“One has to remember that the formulation and mechanism of action are very different between 17-OHPC and the vaginal application of micronized progesterone. We do not have enough data to say one is superior versus the other,” said Hedriana, who was not involved in the research. “With 17-OHPC, the mechanism of action appears to be influenced by how the drug is metabolized based on race and ethnicity makeup, and may be influence by epigenetics,” while the mechanism for vaginal progesterone is probably local “given it is applied directly next to the cervix; hence, the results are it is effective in short cervices.” But those differing mechanisms don’t change the clinical significance of the findings. “One can use vaginal progesterone or 17-OHPC based on patient preference and availability,” Hedriana said.
The researchers of both studies reported no personal financial or industry disclosures, though Boelig disclosed that she had taken 17-OHPC and had cerclages during both her pregnancies, which resulted in healthy children today.

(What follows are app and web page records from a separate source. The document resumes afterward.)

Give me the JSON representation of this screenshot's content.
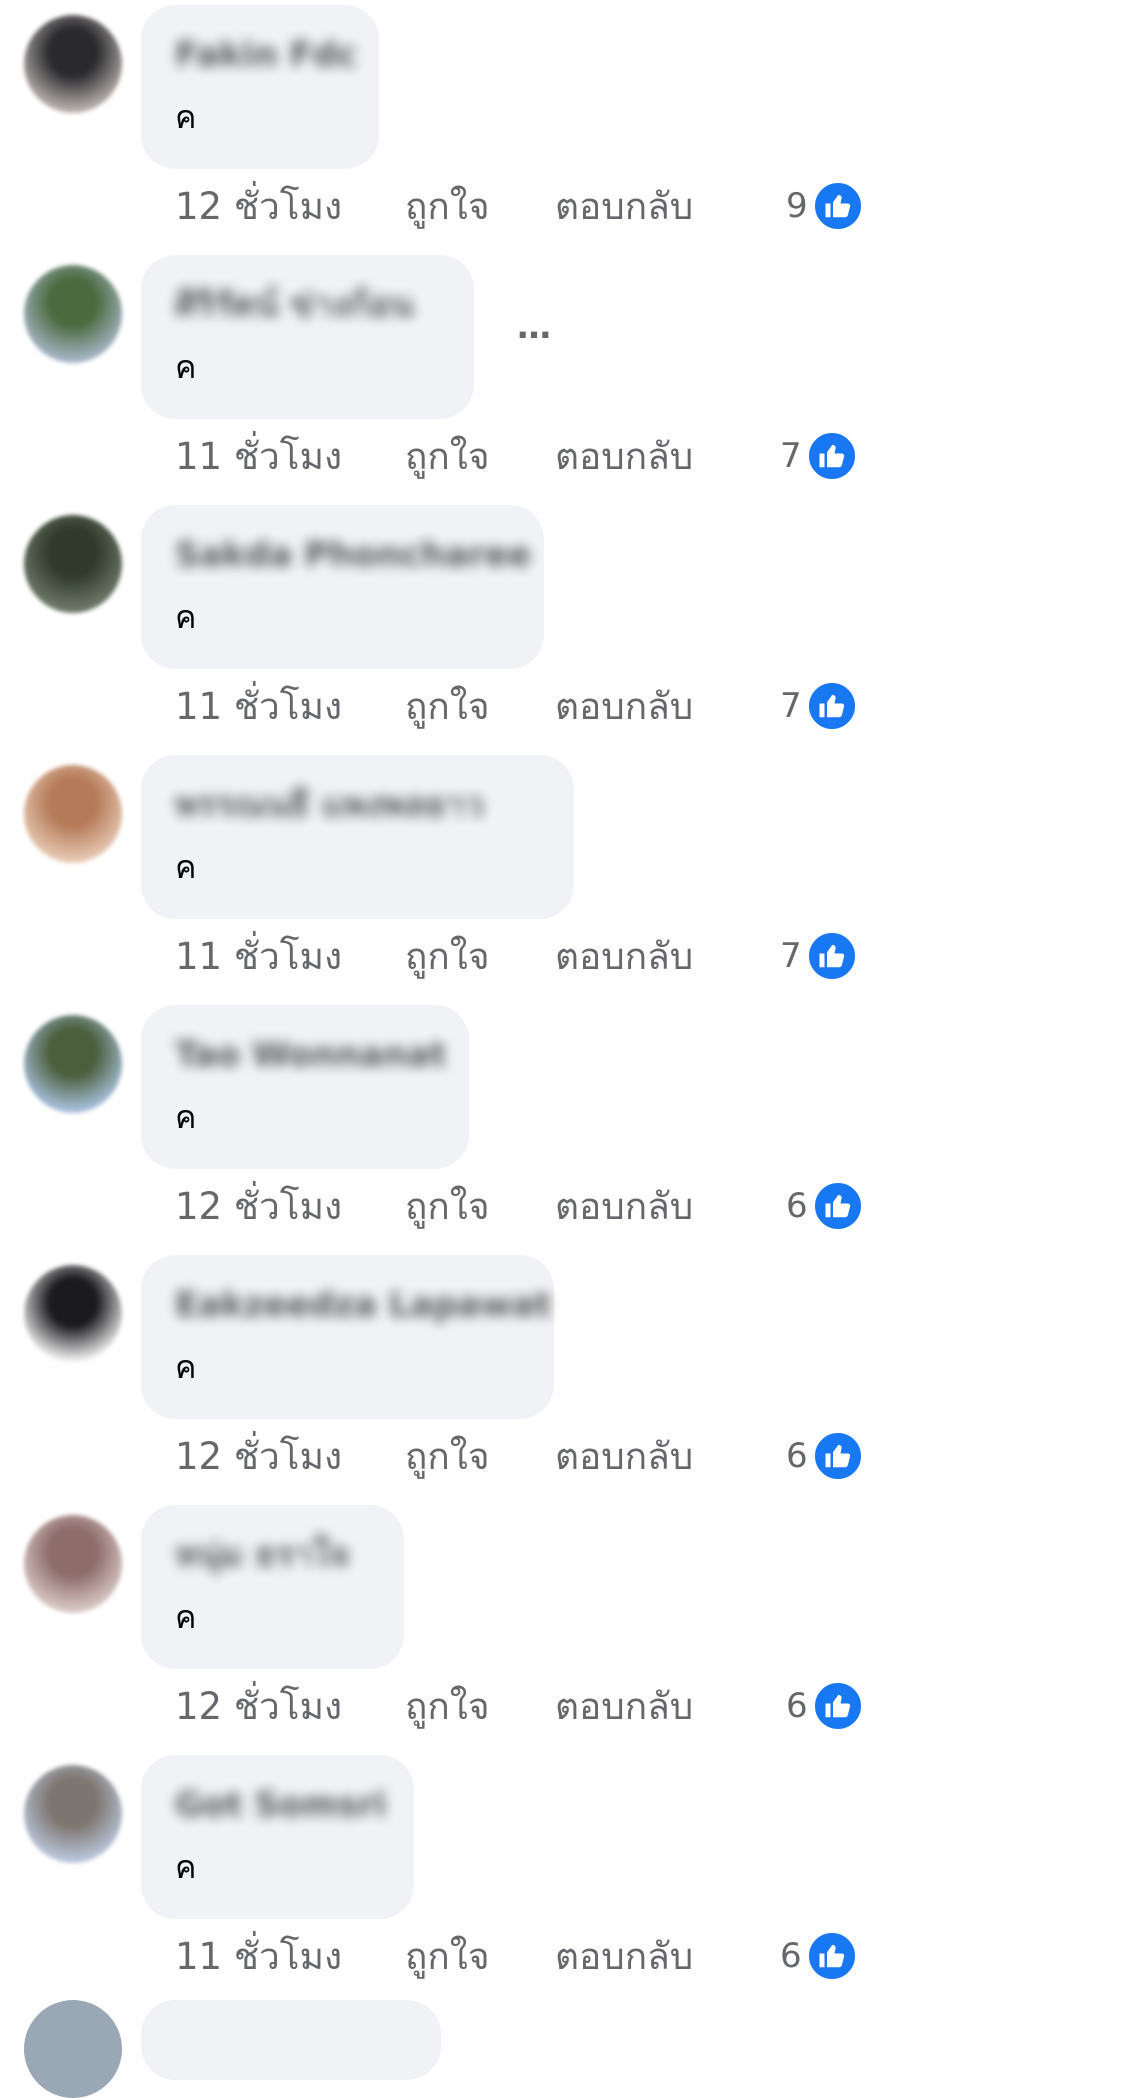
{
  "labels": {
    "like": "ถูกใจ",
    "reply": "ตอบกลับ",
    "more": "…"
  },
  "comments": [
    {
      "name": "Fakin Fdc",
      "text": "ค",
      "time": "12 ชั่วโมง",
      "likes": "9",
      "avatar_colors": [
        "#b9b2ad",
        "#2a2a2e"
      ]
    },
    {
      "name": "ศิริรัตน์ ข่างก้อน",
      "text": "ค",
      "time": "11 ชั่วโมง",
      "likes": "7",
      "avatar_colors": [
        "#a7b6c7",
        "#4b6b3f"
      ],
      "has_more": true
    },
    {
      "name": "Sakda Phoncharee",
      "text": "ค",
      "time": "11 ชั่วโมง",
      "likes": "7",
      "avatar_colors": [
        "#6f7a6a",
        "#2f3a2a"
      ]
    },
    {
      "name": "พรรณนธี แพงพลยาว",
      "text": "ค",
      "time": "11 ชั่วโมง",
      "likes": "7",
      "avatar_colors": [
        "#e7c9b3",
        "#b57b59"
      ]
    },
    {
      "name": "Tao Wonnanat",
      "text": "ค",
      "time": "12 ชั่วโมง",
      "likes": "6",
      "avatar_colors": [
        "#a7c0dc",
        "#4c5f3d"
      ]
    },
    {
      "name": "Eakzeedza Lapawat",
      "text": "ค",
      "time": "12 ชั่วโมง",
      "likes": "6",
      "avatar_colors": [
        "#f1f1f1",
        "#1b1b1f"
      ]
    },
    {
      "name": "หนุ่ม ธราใจ",
      "text": "ค",
      "time": "12 ชั่วโมง",
      "likes": "6",
      "avatar_colors": [
        "#d9c9c6",
        "#8d6c6a"
      ]
    },
    {
      "name": "Got Somsri",
      "text": "ค",
      "time": "11 ชั่วโมง",
      "likes": "6",
      "avatar_colors": [
        "#b9c6da",
        "#7d756f"
      ]
    }
  ]
}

The PREEMPT trial was funded by the Canadian Institutes of Health Research. The head-to-head trial was funded by the National Institute of Child Health and Development, the March of Dimes, the EW Thrasher Foundation, the PhRMA Foundation, and Covis Pharma, who manufactures the 17-OHPC drug Makena.
This article originally appeared on MDedge.com, part of the Medscape Professional Network.